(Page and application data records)
◇ ◇ ◇ ◇ ◇ ◇ ◇
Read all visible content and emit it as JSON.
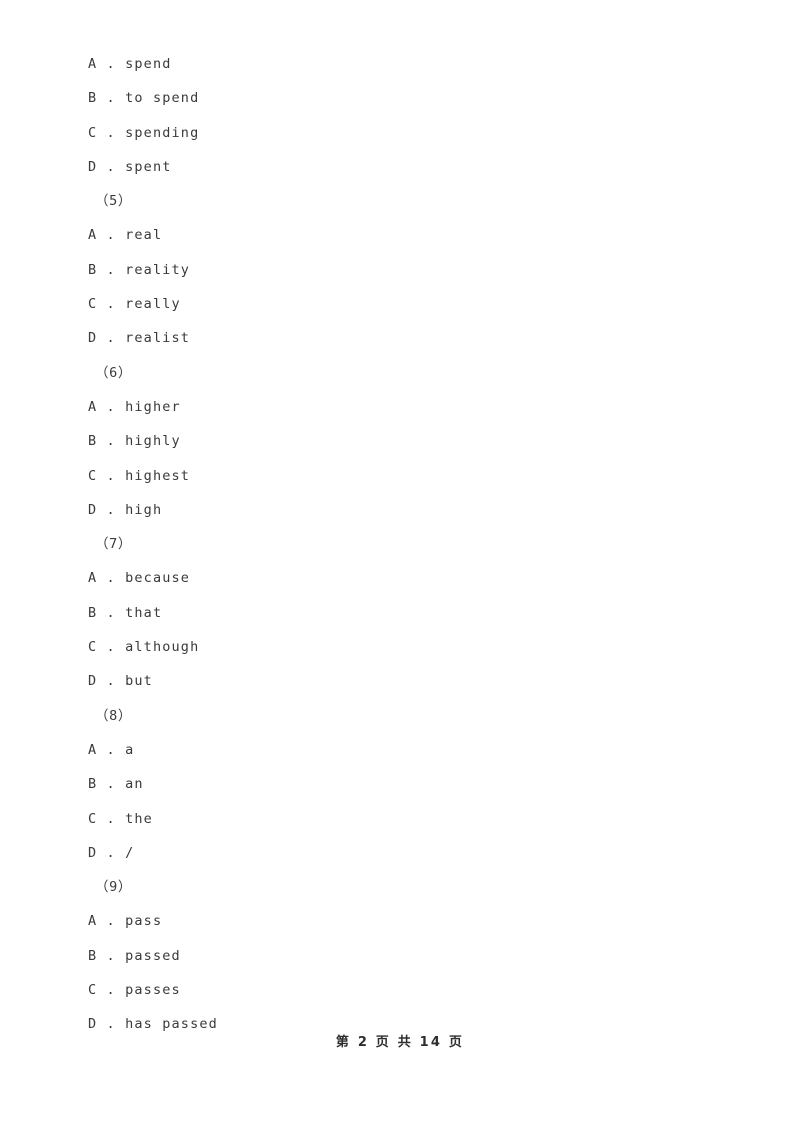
{
  "document": {
    "background_color": "#ffffff",
    "text_color": "#3a3a3a",
    "footer_color": "#2e2e2e"
  },
  "lines": [
    {
      "kind": "option",
      "letter": "A",
      "sep": " . ",
      "text": "spend"
    },
    {
      "kind": "option",
      "letter": "B",
      "sep": " . ",
      "text": "to spend"
    },
    {
      "kind": "option",
      "letter": "C",
      "sep": " . ",
      "text": "spending"
    },
    {
      "kind": "option",
      "letter": "D",
      "sep": " . ",
      "text": "spent"
    },
    {
      "kind": "qnum",
      "text": "（5）"
    },
    {
      "kind": "option",
      "letter": "A",
      "sep": " . ",
      "text": "real"
    },
    {
      "kind": "option",
      "letter": "B",
      "sep": " . ",
      "text": "reality"
    },
    {
      "kind": "option",
      "letter": "C",
      "sep": " . ",
      "text": "really"
    },
    {
      "kind": "option",
      "letter": "D",
      "sep": " . ",
      "text": "realist"
    },
    {
      "kind": "qnum",
      "text": "（6）"
    },
    {
      "kind": "option",
      "letter": "A",
      "sep": " . ",
      "text": "higher"
    },
    {
      "kind": "option",
      "letter": "B",
      "sep": " . ",
      "text": "highly"
    },
    {
      "kind": "option",
      "letter": "C",
      "sep": " . ",
      "text": "highest"
    },
    {
      "kind": "option",
      "letter": "D",
      "sep": " . ",
      "text": "high"
    },
    {
      "kind": "qnum",
      "text": "（7）"
    },
    {
      "kind": "option",
      "letter": "A",
      "sep": " . ",
      "text": "because"
    },
    {
      "kind": "option",
      "letter": "B",
      "sep": " . ",
      "text": "that"
    },
    {
      "kind": "option",
      "letter": "C",
      "sep": " . ",
      "text": "although"
    },
    {
      "kind": "option",
      "letter": "D",
      "sep": " . ",
      "text": "but"
    },
    {
      "kind": "qnum",
      "text": "（8）"
    },
    {
      "kind": "option",
      "letter": "A",
      "sep": " . ",
      "text": "a"
    },
    {
      "kind": "option",
      "letter": "B",
      "sep": " . ",
      "text": "an"
    },
    {
      "kind": "option",
      "letter": "C",
      "sep": " . ",
      "text": "the"
    },
    {
      "kind": "option",
      "letter": "D",
      "sep": " . ",
      "text": "/"
    },
    {
      "kind": "qnum",
      "text": "（9）"
    },
    {
      "kind": "option",
      "letter": "A",
      "sep": " . ",
      "text": "pass"
    },
    {
      "kind": "option",
      "letter": "B",
      "sep": " . ",
      "text": "passed"
    },
    {
      "kind": "option",
      "letter": "C",
      "sep": " . ",
      "text": "passes"
    },
    {
      "kind": "option",
      "letter": "D",
      "sep": " . ",
      "text": "has passed"
    }
  ],
  "footer": {
    "text": "第 2 页 共 14 页",
    "current_page": "2",
    "total_pages": "14"
  }
}
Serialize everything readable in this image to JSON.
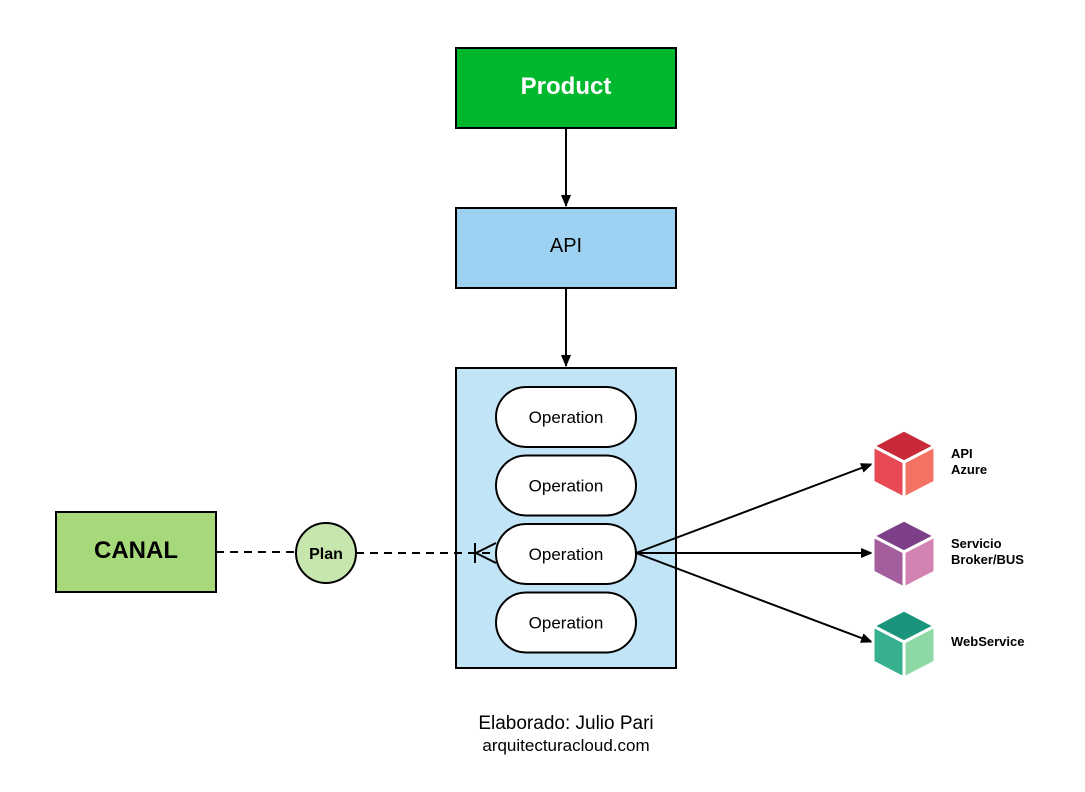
{
  "nodes": {
    "product": {
      "label": "Product",
      "fill": "#00b82e"
    },
    "api": {
      "label": "API",
      "fill": "#9dd1f1"
    },
    "operations_container": {
      "fill": "#c2e4f7"
    },
    "operations": [
      "Operation",
      "Operation",
      "Operation",
      "Operation"
    ],
    "canal": {
      "label": "CANAL",
      "fill": "#a6d97a"
    },
    "plan": {
      "label": "Plan",
      "fill": "#c7e6ad"
    }
  },
  "services": [
    {
      "lines": [
        "API",
        "Azure"
      ],
      "icon": "cube-icon",
      "colors": {
        "top": "#c82a3a",
        "left": "#e84a53",
        "right": "#f47263"
      }
    },
    {
      "lines": [
        "Servicio",
        "Broker/BUS"
      ],
      "icon": "cube-icon",
      "colors": {
        "top": "#7d3f87",
        "left": "#a45e9d",
        "right": "#d283b1"
      }
    },
    {
      "lines": [
        "WebService"
      ],
      "icon": "cube-icon",
      "colors": {
        "top": "#1a957b",
        "left": "#36b08f",
        "right": "#8ed8a6"
      }
    }
  ],
  "footer": {
    "author": "Elaborado: Julio Pari",
    "site": "arquitecturacloud.com"
  }
}
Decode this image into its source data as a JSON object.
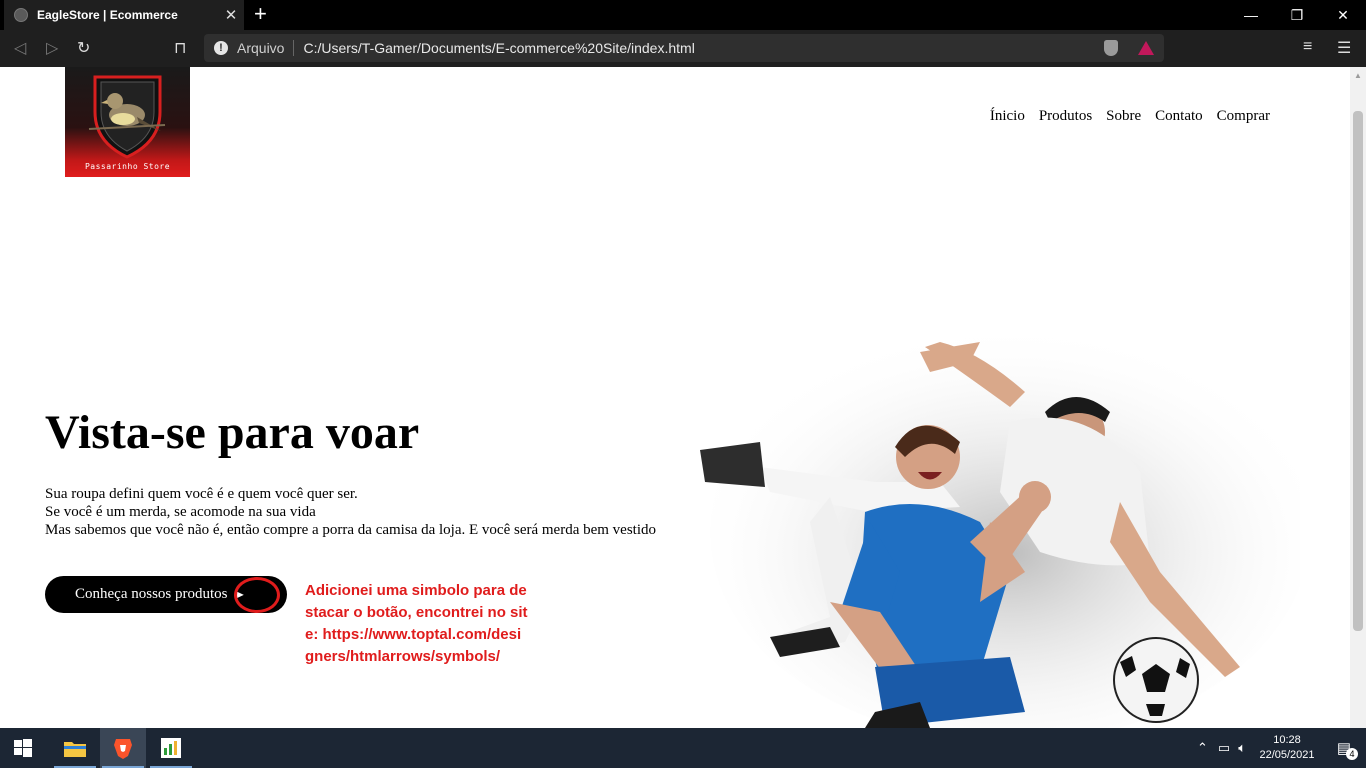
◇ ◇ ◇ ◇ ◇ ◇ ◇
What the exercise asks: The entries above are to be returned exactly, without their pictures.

Result:
Read all visible content and emit it as JSON.
{
  "document": {
    "background_color": "#ffffff",
    "text_color": "#3a3a3a",
    "footer_color": "#2e2e2e"
  },
  "lines": [
    {
      "kind": "option",
      "letter": "A",
      "sep": " . ",
      "text": "spend"
    },
    {
      "kind": "option",
      "letter": "B",
      "sep": " . ",
      "text": "to spend"
    },
    {
      "kind": "option",
      "letter": "C",
      "sep": " . ",
      "text": "spending"
    },
    {
      "kind": "option",
      "letter": "D",
      "sep": " . ",
      "text": "spent"
    },
    {
      "kind": "qnum",
      "text": "（5）"
    },
    {
      "kind": "option",
      "letter": "A",
      "sep": " . ",
      "text": "real"
    },
    {
      "kind": "option",
      "letter": "B",
      "sep": " . ",
      "text": "reality"
    },
    {
      "kind": "option",
      "letter": "C",
      "sep": " . ",
      "text": "really"
    },
    {
      "kind": "option",
      "letter": "D",
      "sep": " . ",
      "text": "realist"
    },
    {
      "kind": "qnum",
      "text": "（6）"
    },
    {
      "kind": "option",
      "letter": "A",
      "sep": " . ",
      "text": "higher"
    },
    {
      "kind": "option",
      "letter": "B",
      "sep": " . ",
      "text": "highly"
    },
    {
      "kind": "option",
      "letter": "C",
      "sep": " . ",
      "text": "highest"
    },
    {
      "kind": "option",
      "letter": "D",
      "sep": " . ",
      "text": "high"
    },
    {
      "kind": "qnum",
      "text": "（7）"
    },
    {
      "kind": "option",
      "letter": "A",
      "sep": " . ",
      "text": "because"
    },
    {
      "kind": "option",
      "letter": "B",
      "sep": " . ",
      "text": "that"
    },
    {
      "kind": "option",
      "letter": "C",
      "sep": " . ",
      "text": "although"
    },
    {
      "kind": "option",
      "letter": "D",
      "sep": " . ",
      "text": "but"
    },
    {
      "kind": "qnum",
      "text": "（8）"
    },
    {
      "kind": "option",
      "letter": "A",
      "sep": " . ",
      "text": "a"
    },
    {
      "kind": "option",
      "letter": "B",
      "sep": " . ",
      "text": "an"
    },
    {
      "kind": "option",
      "letter": "C",
      "sep": " . ",
      "text": "the"
    },
    {
      "kind": "option",
      "letter": "D",
      "sep": " . ",
      "text": "/"
    },
    {
      "kind": "qnum",
      "text": "（9）"
    },
    {
      "kind": "option",
      "letter": "A",
      "sep": " . ",
      "text": "pass"
    },
    {
      "kind": "option",
      "letter": "B",
      "sep": " . ",
      "text": "passed"
    },
    {
      "kind": "option",
      "letter": "C",
      "sep": " . ",
      "text": "passes"
    },
    {
      "kind": "option",
      "letter": "D",
      "sep": " . ",
      "text": "has passed"
    }
  ],
  "footer": {
    "text": "第 2 页 共 14 页",
    "current_page": "2",
    "total_pages": "14"
  }
}
Serialize everything readable in this image to JSON.
{
  "nodes": {
    "product": {
      "label": "Product",
      "fill": "#00b82e"
    },
    "api": {
      "label": "API",
      "fill": "#9dd1f1"
    },
    "operations_container": {
      "fill": "#c2e4f7"
    },
    "operations": [
      "Operation",
      "Operation",
      "Operation",
      "Operation"
    ],
    "canal": {
      "label": "CANAL",
      "fill": "#a6d97a"
    },
    "plan": {
      "label": "Plan",
      "fill": "#c7e6ad"
    }
  },
  "services": [
    {
      "lines": [
        "API",
        "Azure"
      ],
      "icon": "cube-icon",
      "colors": {
        "top": "#c82a3a",
        "left": "#e84a53",
        "right": "#f47263"
      }
    },
    {
      "lines": [
        "Servicio",
        "Broker/BUS"
      ],
      "icon": "cube-icon",
      "colors": {
        "top": "#7d3f87",
        "left": "#a45e9d",
        "right": "#d283b1"
      }
    },
    {
      "lines": [
        "WebService"
      ],
      "icon": "cube-icon",
      "colors": {
        "top": "#1a957b",
        "left": "#36b08f",
        "right": "#8ed8a6"
      }
    }
  ],
  "footer": {
    "author": "Elaborado: Julio Pari",
    "site": "arquitecturacloud.com"
  }
}
Decode this image into its source data as a JSON object.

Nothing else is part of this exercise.